**Aim of the task:** Output the entire listing without altering anything.

**Given data:**
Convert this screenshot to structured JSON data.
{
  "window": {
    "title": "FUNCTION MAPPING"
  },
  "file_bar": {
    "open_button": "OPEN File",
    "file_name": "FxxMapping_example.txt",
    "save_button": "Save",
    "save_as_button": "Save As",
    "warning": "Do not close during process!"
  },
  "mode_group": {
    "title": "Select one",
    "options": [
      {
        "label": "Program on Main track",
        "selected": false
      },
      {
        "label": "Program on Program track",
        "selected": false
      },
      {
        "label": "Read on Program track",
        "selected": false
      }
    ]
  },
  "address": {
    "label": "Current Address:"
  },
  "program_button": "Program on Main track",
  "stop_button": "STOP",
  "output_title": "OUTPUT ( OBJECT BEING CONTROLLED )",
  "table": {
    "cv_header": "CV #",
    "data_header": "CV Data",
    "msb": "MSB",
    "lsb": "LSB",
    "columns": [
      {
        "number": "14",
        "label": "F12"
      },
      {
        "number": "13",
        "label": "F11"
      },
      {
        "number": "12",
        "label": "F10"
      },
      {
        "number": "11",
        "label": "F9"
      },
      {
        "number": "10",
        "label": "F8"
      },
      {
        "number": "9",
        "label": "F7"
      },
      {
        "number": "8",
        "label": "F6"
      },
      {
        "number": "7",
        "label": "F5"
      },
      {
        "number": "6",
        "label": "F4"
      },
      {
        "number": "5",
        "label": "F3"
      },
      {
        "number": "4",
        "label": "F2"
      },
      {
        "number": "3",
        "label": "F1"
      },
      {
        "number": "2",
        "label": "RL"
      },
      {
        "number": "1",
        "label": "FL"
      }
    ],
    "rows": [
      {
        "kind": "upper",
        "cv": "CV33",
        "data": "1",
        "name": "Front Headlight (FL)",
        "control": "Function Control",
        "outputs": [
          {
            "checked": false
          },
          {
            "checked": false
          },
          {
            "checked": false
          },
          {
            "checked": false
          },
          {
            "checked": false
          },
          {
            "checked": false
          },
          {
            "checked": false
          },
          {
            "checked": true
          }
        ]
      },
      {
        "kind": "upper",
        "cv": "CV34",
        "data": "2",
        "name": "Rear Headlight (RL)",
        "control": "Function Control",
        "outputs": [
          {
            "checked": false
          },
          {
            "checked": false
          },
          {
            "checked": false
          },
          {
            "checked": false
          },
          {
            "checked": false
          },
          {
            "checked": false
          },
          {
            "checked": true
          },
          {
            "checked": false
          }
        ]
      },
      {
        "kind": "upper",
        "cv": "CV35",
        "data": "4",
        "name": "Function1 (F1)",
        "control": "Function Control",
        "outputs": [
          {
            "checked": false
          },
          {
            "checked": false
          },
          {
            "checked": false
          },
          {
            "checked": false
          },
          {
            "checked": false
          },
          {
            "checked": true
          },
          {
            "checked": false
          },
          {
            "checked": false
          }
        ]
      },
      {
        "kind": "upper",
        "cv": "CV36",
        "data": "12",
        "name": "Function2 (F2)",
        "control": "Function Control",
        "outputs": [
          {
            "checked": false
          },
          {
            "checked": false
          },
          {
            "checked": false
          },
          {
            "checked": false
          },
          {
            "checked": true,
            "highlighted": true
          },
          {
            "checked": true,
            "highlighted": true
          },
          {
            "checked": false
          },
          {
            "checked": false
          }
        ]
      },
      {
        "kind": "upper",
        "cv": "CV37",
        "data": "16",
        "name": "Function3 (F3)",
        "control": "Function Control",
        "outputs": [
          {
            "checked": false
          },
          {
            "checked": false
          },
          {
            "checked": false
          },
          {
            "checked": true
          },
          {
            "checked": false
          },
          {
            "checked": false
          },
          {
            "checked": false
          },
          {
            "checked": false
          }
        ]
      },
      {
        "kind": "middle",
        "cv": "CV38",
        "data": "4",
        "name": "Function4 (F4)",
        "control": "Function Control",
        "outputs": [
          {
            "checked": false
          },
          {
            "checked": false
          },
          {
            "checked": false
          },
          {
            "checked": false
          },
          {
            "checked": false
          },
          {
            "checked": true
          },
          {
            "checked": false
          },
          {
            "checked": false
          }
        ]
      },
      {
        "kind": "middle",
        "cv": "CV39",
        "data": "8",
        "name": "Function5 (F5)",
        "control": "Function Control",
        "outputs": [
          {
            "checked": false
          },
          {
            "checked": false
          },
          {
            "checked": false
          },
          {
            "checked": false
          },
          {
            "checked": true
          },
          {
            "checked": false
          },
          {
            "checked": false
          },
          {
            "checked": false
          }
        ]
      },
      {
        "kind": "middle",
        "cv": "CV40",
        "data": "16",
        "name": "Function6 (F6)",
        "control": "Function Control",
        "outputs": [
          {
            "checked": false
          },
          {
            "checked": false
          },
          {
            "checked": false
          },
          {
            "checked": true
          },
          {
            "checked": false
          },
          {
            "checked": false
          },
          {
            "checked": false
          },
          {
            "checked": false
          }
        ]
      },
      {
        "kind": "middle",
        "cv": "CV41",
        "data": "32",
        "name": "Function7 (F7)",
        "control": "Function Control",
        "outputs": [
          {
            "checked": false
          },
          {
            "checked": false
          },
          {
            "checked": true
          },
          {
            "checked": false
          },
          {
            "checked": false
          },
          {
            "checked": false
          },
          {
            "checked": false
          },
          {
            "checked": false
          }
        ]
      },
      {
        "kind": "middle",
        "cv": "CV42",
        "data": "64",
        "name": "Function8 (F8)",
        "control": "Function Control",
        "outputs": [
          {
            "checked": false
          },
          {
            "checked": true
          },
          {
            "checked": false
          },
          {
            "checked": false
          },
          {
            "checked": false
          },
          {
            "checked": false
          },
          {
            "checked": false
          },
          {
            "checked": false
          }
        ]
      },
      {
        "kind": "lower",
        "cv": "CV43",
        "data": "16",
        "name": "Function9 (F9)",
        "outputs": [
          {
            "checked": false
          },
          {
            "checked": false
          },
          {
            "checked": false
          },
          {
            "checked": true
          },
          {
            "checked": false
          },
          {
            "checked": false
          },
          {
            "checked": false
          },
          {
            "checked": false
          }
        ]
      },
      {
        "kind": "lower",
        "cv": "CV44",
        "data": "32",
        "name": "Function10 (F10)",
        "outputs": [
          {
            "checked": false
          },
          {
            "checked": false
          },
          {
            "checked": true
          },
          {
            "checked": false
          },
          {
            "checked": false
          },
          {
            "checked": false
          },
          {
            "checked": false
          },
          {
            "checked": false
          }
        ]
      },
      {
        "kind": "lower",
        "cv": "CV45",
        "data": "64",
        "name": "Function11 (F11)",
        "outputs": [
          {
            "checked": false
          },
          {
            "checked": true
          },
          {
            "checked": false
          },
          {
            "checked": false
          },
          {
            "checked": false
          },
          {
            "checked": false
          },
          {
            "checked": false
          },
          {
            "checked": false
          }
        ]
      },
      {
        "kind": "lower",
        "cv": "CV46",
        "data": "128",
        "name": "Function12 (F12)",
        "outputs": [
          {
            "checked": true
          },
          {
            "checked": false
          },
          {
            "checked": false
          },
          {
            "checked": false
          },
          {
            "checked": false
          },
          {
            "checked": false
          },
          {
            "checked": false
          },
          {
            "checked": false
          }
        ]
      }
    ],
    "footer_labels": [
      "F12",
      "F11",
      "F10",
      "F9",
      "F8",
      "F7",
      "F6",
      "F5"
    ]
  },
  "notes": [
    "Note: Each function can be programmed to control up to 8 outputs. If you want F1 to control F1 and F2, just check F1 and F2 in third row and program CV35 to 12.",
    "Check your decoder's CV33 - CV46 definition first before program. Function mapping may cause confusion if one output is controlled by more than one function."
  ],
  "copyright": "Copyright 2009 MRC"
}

**Response box:**
Convert this screenshot to structured JSON data.
{
  "window": {
    "title": "FUNCTION MAPPING"
  },
  "file_bar": {
    "open_button": "OPEN File",
    "file_name": "FxxMapping_example.txt",
    "save_button": "Save",
    "save_as_button": "Save As",
    "warning": "Do not close during process!"
  },
  "mode_group": {
    "title": "Select one",
    "options": [
      {
        "label": "Program on Main track",
        "selected": false
      },
      {
        "label": "Program on Program track",
        "selected": false
      },
      {
        "label": "Read on Program track",
        "selected": false
      }
    ]
  },
  "address": {
    "label": "Current Address:"
  },
  "program_button": "Program on Main track",
  "stop_button": "STOP",
  "output_title": "OUTPUT ( OBJECT BEING CONTROLLED )",
  "table": {
    "cv_header": "CV #",
    "data_header": "CV Data",
    "msb": "MSB",
    "lsb": "LSB",
    "columns": [
      {
        "number": "14",
        "label": "F12"
      },
      {
        "number": "13",
        "label": "F11"
      },
      {
        "number": "12",
        "label": "F10"
      },
      {
        "number": "11",
        "label": "F9"
      },
      {
        "number": "10",
        "label": "F8"
      },
      {
        "number": "9",
        "label": "F7"
      },
      {
        "number": "8",
        "label": "F6"
      },
      {
        "number": "7",
        "label": "F5"
      },
      {
        "number": "6",
        "label": "F4"
      },
      {
        "number": "5",
        "label": "F3"
      },
      {
        "number": "4",
        "label": "F2"
      },
      {
        "number": "3",
        "label": "F1"
      },
      {
        "number": "2",
        "label": "RL"
      },
      {
        "number": "1",
        "label": "FL"
      }
    ],
    "rows": [
      {
        "kind": "upper",
        "cv": "CV33",
        "data": "1",
        "name": "Front Headlight (FL)",
        "control": "Function Control",
        "outputs": [
          {
            "checked": false
          },
          {
            "checked": false
          },
          {
            "checked": false
          },
          {
            "checked": false
          },
          {
            "checked": false
          },
          {
            "checked": false
          },
          {
            "checked": false
          },
          {
            "checked": true
          }
        ]
      },
      {
        "kind": "upper",
        "cv": "CV34",
        "data": "2",
        "name": "Rear Headlight (RL)",
        "control": "Function Control",
        "outputs": [
          {
            "checked": false
          },
          {
            "checked": false
          },
          {
            "checked": false
          },
          {
            "checked": false
          },
          {
            "checked": false
          },
          {
            "checked": false
          },
          {
            "checked": true
          },
          {
            "checked": false
          }
        ]
      },
      {
        "kind": "upper",
        "cv": "CV35",
        "data": "4",
        "name": "Function1 (F1)",
        "control": "Function Control",
        "outputs": [
          {
            "checked": false
          },
          {
            "checked": false
          },
          {
            "checked": false
          },
          {
            "checked": false
          },
          {
            "checked": false
          },
          {
            "checked": true
          },
          {
            "checked": false
          },
          {
            "checked": false
          }
        ]
      },
      {
        "kind": "upper",
        "cv": "CV36",
        "data": "12",
        "name": "Function2 (F2)",
        "control": "Function Control",
        "outputs": [
          {
            "checked": false
          },
          {
            "checked": false
          },
          {
            "checked": false
          },
          {
            "checked": false
          },
          {
            "checked": true,
            "highlighted": true
          },
          {
            "checked": true,
            "highlighted": true
          },
          {
            "checked": false
          },
          {
            "checked": false
          }
        ]
      },
      {
        "kind": "upper",
        "cv": "CV37",
        "data": "16",
        "name": "Function3 (F3)",
        "control": "Function Control",
        "outputs": [
          {
            "checked": false
          },
          {
            "checked": false
          },
          {
            "checked": false
          },
          {
            "checked": true
          },
          {
            "checked": false
          },
          {
            "checked": false
          },
          {
            "checked": false
          },
          {
            "checked": false
          }
        ]
      },
      {
        "kind": "middle",
        "cv": "CV38",
        "data": "4",
        "name": "Function4 (F4)",
        "control": "Function Control",
        "outputs": [
          {
            "checked": false
          },
          {
            "checked": false
          },
          {
            "checked": false
          },
          {
            "checked": false
          },
          {
            "checked": false
          },
          {
            "checked": true
          },
          {
            "checked": false
          },
          {
            "checked": false
          }
        ]
      },
      {
        "kind": "middle",
        "cv": "CV39",
        "data": "8",
        "name": "Function5 (F5)",
        "control": "Function Control",
        "outputs": [
          {
            "checked": false
          },
          {
            "checked": false
          },
          {
            "checked": false
          },
          {
            "checked": false
          },
          {
            "checked": true
          },
          {
            "checked": false
          },
          {
            "checked": false
          },
          {
            "checked": false
          }
        ]
      },
      {
        "kind": "middle",
        "cv": "CV40",
        "data": "16",
        "name": "Function6 (F6)",
        "control": "Function Control",
        "outputs": [
          {
            "checked": false
          },
          {
            "checked": false
          },
          {
            "checked": false
          },
          {
            "checked": true
          },
          {
            "checked": false
          },
          {
            "checked": false
          },
          {
            "checked": false
          },
          {
            "checked": false
          }
        ]
      },
      {
        "kind": "middle",
        "cv": "CV41",
        "data": "32",
        "name": "Function7 (F7)",
        "control": "Function Control",
        "outputs": [
          {
            "checked": false
          },
          {
            "checked": false
          },
          {
            "checked": true
          },
          {
            "checked": false
          },
          {
            "checked": false
          },
          {
            "checked": false
          },
          {
            "checked": false
          },
          {
            "checked": false
          }
        ]
      },
      {
        "kind": "middle",
        "cv": "CV42",
        "data": "64",
        "name": "Function8 (F8)",
        "control": "Function Control",
        "outputs": [
          {
            "checked": false
          },
          {
            "checked": true
          },
          {
            "checked": false
          },
          {
            "checked": false
          },
          {
            "checked": false
          },
          {
            "checked": false
          },
          {
            "checked": false
          },
          {
            "checked": false
          }
        ]
      },
      {
        "kind": "lower",
        "cv": "CV43",
        "data": "16",
        "name": "Function9 (F9)",
        "outputs": [
          {
            "checked": false
          },
          {
            "checked": false
          },
          {
            "checked": false
          },
          {
            "checked": true
          },
          {
            "checked": false
          },
          {
            "checked": false
          },
          {
            "checked": false
          },
          {
            "checked": false
          }
        ]
      },
      {
        "kind": "lower",
        "cv": "CV44",
        "data": "32",
        "name": "Function10 (F10)",
        "outputs": [
          {
            "checked": false
          },
          {
            "checked": false
          },
          {
            "checked": true
          },
          {
            "checked": false
          },
          {
            "checked": false
          },
          {
            "checked": false
          },
          {
            "checked": false
          },
          {
            "checked": false
          }
        ]
      },
      {
        "kind": "lower",
        "cv": "CV45",
        "data": "64",
        "name": "Function11 (F11)",
        "outputs": [
          {
            "checked": false
          },
          {
            "checked": true
          },
          {
            "checked": false
          },
          {
            "checked": false
          },
          {
            "checked": false
          },
          {
            "checked": false
          },
          {
            "checked": false
          },
          {
            "checked": false
          }
        ]
      },
      {
        "kind": "lower",
        "cv": "CV46",
        "data": "128",
        "name": "Function12 (F12)",
        "outputs": [
          {
            "checked": true
          },
          {
            "checked": false
          },
          {
            "checked": false
          },
          {
            "checked": false
          },
          {
            "checked": false
          },
          {
            "checked": false
          },
          {
            "checked": false
          },
          {
            "checked": false
          }
        ]
      }
    ],
    "footer_labels": [
      "F12",
      "F11",
      "F10",
      "F9",
      "F8",
      "F7",
      "F6",
      "F5"
    ]
  },
  "notes": [
    "Note: Each function can be programmed to control up to 8 outputs. If you want F1 to control F1 and F2, just check F1 and F2 in third row and program CV35 to 12.",
    "Check your decoder's CV33 - CV46 definition first before program. Function mapping may cause confusion if one output is controlled by more than one function."
  ],
  "copyright": "Copyright 2009 MRC"
}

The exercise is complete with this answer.